WHAT YOU WILL DO:
Match on the string "dolor" in the entries below and return every matching line.

[Excerpts from a dataset]
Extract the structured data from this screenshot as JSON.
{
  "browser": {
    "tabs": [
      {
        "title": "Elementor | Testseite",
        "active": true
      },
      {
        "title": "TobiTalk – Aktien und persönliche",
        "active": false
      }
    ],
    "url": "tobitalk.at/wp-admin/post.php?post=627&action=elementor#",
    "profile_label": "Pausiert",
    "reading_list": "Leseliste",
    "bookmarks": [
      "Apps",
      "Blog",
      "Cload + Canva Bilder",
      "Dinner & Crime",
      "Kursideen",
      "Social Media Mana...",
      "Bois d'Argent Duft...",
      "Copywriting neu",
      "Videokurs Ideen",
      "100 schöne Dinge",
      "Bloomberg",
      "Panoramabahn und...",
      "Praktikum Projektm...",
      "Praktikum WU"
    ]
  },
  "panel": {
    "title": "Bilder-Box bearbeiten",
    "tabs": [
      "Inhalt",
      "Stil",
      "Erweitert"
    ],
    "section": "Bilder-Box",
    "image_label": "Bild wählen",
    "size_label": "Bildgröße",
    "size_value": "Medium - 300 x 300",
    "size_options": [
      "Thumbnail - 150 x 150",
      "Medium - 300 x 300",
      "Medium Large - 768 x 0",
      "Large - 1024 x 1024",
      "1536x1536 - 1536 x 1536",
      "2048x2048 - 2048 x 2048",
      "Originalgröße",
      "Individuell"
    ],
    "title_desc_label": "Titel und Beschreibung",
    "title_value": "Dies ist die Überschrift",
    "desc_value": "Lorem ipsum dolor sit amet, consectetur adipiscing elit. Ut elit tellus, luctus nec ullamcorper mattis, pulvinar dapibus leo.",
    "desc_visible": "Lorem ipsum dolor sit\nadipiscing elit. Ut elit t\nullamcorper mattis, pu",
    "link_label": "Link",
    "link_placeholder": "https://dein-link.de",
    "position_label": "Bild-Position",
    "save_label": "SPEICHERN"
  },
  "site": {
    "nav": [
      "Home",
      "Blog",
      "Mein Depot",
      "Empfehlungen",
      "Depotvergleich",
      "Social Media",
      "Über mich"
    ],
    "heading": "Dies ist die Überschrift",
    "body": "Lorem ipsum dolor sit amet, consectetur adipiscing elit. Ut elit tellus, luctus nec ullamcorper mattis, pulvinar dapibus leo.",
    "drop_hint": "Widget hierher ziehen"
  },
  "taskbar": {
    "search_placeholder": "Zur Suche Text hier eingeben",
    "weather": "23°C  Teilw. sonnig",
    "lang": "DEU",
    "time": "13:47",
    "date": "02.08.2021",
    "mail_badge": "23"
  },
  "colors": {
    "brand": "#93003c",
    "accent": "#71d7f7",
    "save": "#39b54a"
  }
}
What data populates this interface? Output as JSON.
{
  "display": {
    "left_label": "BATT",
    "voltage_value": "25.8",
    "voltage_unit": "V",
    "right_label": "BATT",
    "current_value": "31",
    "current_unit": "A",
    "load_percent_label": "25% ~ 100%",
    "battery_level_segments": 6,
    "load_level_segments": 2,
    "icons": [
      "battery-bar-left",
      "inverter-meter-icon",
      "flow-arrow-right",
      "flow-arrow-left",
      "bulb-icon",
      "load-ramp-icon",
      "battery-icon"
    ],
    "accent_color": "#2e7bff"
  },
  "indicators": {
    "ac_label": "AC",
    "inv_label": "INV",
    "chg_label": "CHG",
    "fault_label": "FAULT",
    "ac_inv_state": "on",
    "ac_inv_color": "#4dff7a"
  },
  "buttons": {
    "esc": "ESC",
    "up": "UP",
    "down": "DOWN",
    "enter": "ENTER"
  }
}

RESPONSE TO THIS TASK:
    "desc_value": "Lorem ipsum dolor sit amet, consectetur adipiscing elit. Ut elit tellus, luctus nec ullamcorper mattis, pulvinar dapibus leo.",
    "desc_visible": "Lorem ipsum dolor sit\nadipiscing elit. Ut elit t\nullamcorper mattis, pu",
    "body": "Lorem ipsum dolor sit amet, consectetur adipiscing elit. Ut elit tellus, luctus nec ullamcorper mattis, pulvinar dapibus leo.",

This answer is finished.